Monday, December 02, 2013

The Best Job Interview Ever

If there's one thing the internet has over-delivered, it's bad advice.  Thanks to modern technology, you can now obtain as much stupidity as you can download, most of which is free for the asking.  And if you're really a dope, you can even pay for it.

All kinds of gurus have all kinds of theories on just about everything.  At the time of this writing, the American economy is still stymied by a high unemployment rate, so there's a flood of quackery built around the best ways to interview in order to win the job. 

Let me be clear:  I am not an employment expert.  As I've repeatedly proclaimed, I'm a branding guy.  To me, what should happen isn't nearly as important as why it will be effective.   Some experts compose lists of what you should wear.  Others point out what colors to avoid. Wisdom, it seems, arrives in a variety of fashions, so I'm going to toss my hat into the ring with something I believe is more effective when it comes to "winning the job interview:"

A true story.

It was a dark and stormy night.  Actually, it was a dark and stormy day.  I mean, it was raining so hard and the cloud cover was so thick that at ten o'clock in the morning it felt more like six o'clock at night.  Big, black-bottomed clouds covered the sky for as far as the eye could see, dumping buckets of rain that flooded the streets.  As the owner of the business, I'd braved the torrents to make it into the office on time, only to find my entire staff absent.  The storm had pretty much stranded them in their homes.

All of this was happening in Los Angeles, which meant the rest of the country was completely unaware of the second coming of Noah's flood, meaning that our clients had no idea what we were going through.  To make things worse, I was in the midst of hiring more staff, many of whom were scheduled to show up for interviews that very day.

Only one person showed up.

She walked in -- right on time -- sat down and introduced herself.  Just her and me in an otherwise completely empty office.  We hadn't been chatting for more than a minute when the phone rang.

"Excuse me," I said.  "Nobody is here today so I have to answer this."  I took the call, made it short and got back to the interview.  Within the next minute, another call rang through.  Then line two started blinking.  I put line one on hold and answered line two.  Which is precisely the moment line three began ringing.

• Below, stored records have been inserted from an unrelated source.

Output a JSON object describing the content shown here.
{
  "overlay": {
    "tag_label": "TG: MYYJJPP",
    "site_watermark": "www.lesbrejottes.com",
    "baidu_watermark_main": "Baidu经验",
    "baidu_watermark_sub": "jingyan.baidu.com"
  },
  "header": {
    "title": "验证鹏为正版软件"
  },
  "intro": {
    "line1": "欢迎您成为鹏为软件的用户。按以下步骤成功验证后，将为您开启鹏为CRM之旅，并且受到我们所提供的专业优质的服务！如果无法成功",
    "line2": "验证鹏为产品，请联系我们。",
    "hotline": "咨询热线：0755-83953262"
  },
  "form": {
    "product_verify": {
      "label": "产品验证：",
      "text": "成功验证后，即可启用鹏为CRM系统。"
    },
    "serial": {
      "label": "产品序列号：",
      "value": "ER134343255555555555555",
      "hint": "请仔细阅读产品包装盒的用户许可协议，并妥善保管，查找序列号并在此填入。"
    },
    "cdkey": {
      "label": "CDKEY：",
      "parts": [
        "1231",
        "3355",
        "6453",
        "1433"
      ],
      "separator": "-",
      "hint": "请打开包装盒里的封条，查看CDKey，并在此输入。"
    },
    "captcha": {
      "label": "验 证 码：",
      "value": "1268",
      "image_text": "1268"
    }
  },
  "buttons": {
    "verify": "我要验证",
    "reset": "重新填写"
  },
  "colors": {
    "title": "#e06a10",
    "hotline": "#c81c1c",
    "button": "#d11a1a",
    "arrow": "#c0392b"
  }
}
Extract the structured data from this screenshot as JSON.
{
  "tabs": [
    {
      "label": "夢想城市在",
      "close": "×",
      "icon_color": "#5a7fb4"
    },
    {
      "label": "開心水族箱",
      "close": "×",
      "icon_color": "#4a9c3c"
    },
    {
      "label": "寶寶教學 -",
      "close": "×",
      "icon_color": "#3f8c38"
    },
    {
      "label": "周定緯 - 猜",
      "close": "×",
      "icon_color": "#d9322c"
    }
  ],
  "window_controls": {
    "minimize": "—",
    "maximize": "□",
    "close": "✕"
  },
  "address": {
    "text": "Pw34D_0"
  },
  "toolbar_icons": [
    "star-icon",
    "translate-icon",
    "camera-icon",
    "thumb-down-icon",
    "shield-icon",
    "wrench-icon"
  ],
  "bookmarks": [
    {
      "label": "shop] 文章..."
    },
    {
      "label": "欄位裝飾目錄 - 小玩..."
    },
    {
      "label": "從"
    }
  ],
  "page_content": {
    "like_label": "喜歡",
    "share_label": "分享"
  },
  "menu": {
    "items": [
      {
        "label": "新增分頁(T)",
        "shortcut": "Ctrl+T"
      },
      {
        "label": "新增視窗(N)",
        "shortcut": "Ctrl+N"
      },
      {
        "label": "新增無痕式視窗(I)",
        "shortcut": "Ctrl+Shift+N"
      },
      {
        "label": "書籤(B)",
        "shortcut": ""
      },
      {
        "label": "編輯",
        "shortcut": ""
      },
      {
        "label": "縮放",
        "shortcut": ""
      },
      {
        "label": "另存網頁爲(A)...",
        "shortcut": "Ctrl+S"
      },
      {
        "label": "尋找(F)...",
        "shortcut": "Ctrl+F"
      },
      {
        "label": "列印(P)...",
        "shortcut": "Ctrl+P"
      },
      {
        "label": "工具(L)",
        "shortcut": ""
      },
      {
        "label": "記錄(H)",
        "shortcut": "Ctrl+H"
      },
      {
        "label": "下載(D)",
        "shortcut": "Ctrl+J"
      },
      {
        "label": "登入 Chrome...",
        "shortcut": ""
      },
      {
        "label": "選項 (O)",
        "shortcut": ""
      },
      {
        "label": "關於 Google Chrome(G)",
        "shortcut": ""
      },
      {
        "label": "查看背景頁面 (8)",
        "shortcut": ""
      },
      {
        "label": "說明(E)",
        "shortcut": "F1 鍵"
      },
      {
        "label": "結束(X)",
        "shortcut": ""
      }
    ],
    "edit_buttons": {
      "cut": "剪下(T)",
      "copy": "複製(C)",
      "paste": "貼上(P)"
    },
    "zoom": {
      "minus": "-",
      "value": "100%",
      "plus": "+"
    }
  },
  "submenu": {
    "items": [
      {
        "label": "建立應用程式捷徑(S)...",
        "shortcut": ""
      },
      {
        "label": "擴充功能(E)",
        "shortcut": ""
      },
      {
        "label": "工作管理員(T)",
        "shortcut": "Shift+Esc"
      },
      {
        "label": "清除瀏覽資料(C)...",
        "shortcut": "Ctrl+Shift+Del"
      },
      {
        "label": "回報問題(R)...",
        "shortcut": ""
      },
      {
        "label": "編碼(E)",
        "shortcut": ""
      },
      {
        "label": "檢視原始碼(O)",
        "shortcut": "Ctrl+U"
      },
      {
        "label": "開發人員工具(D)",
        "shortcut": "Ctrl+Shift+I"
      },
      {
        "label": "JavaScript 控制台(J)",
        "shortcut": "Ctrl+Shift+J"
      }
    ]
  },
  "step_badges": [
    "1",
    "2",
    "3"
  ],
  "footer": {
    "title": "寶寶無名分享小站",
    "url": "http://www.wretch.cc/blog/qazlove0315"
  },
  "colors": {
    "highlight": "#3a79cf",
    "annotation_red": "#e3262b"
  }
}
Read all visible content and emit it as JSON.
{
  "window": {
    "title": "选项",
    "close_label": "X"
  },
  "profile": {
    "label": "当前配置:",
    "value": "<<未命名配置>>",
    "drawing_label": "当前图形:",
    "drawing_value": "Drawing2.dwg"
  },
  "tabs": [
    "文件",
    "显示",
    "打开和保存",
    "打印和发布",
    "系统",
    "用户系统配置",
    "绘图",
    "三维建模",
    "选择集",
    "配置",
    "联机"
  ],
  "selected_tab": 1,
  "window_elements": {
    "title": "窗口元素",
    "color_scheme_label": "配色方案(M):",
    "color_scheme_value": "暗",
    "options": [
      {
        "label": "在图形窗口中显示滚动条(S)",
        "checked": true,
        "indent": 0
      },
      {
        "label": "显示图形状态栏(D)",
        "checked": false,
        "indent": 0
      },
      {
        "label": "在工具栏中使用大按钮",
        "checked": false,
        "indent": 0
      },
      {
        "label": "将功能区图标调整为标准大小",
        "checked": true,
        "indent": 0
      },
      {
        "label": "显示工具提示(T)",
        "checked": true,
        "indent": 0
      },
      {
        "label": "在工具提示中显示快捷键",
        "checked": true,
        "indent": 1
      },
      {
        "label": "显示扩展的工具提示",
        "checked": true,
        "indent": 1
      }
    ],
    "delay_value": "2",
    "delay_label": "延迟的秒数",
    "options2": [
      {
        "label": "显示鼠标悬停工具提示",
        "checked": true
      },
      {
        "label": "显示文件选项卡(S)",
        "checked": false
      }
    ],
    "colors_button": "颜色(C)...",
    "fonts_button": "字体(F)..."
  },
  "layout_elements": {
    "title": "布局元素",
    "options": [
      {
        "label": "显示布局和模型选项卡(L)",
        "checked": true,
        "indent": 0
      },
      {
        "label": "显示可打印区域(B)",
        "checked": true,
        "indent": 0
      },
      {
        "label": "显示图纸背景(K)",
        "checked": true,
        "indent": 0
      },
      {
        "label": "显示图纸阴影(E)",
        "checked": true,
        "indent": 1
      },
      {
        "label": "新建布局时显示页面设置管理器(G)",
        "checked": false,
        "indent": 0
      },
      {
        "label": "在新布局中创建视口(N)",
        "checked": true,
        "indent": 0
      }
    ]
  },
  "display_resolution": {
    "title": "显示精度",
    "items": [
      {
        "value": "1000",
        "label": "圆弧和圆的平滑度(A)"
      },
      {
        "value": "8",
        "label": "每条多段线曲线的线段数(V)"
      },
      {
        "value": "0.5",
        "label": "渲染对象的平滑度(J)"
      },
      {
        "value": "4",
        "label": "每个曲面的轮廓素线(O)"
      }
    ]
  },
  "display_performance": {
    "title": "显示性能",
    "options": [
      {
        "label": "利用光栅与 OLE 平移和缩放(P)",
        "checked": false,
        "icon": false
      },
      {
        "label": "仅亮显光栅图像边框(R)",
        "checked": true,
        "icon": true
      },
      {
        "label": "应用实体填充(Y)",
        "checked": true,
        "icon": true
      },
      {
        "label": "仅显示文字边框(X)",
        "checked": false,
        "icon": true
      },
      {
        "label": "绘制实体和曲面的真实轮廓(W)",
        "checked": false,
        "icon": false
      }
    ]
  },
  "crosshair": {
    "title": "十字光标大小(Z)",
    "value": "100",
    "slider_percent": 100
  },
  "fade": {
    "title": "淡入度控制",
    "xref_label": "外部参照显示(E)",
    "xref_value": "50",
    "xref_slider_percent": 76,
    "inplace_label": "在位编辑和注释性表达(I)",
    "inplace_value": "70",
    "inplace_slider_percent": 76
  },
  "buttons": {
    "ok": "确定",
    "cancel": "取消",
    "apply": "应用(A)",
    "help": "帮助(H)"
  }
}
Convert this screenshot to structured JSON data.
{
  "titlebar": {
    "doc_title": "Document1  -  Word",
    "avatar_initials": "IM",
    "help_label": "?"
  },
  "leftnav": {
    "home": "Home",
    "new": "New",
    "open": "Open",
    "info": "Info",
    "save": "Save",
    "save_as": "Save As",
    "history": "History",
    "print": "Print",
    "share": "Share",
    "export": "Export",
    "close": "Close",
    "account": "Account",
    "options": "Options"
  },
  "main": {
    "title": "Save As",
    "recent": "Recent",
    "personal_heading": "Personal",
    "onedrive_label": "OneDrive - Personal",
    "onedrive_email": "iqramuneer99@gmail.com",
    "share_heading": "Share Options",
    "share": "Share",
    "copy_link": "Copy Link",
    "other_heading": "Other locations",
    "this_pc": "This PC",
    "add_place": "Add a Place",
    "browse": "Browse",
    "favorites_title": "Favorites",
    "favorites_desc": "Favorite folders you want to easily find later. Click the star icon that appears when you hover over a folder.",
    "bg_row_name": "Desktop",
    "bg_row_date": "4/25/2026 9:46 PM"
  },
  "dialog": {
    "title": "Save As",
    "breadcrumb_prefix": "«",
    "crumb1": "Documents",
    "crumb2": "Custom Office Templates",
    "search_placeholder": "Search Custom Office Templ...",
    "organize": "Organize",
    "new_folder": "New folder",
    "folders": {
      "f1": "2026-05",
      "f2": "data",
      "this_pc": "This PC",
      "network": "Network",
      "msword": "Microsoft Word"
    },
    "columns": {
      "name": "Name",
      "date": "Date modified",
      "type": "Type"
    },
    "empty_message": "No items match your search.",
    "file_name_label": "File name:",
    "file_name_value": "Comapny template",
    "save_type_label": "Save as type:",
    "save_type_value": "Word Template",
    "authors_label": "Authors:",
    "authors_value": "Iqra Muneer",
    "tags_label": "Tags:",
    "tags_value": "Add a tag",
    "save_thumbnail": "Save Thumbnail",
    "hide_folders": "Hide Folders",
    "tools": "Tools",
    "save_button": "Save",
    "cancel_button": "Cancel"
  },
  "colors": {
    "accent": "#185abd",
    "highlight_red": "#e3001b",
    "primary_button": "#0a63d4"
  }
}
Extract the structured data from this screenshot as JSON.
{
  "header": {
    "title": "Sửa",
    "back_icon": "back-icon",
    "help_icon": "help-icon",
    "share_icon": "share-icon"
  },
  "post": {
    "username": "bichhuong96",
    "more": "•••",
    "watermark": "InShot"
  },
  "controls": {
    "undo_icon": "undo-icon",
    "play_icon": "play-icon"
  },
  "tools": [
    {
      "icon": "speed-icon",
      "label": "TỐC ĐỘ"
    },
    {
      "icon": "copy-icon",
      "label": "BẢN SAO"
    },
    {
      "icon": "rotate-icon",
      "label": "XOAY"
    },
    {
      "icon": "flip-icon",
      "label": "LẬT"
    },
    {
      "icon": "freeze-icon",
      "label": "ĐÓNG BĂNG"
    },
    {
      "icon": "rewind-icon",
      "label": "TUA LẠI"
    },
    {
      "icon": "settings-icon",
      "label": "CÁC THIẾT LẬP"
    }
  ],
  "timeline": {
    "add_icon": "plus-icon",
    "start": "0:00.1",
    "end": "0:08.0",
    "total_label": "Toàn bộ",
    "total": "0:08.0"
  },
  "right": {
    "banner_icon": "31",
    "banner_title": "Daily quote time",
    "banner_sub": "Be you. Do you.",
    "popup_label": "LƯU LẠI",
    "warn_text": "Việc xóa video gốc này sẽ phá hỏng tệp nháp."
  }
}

Without missing a beat, the young woman picked up line three.  "Rob Frankel's office," she announced. "He's on another line just now. May I take a message and have him call you back?"  Then scribbled down the caller's information and hung up the phone.  She waited for me to finish up my call and handed me the note.  I ended the call on line two.  Then I ended the call on line one.

Then I looked at her and said, "You're hired."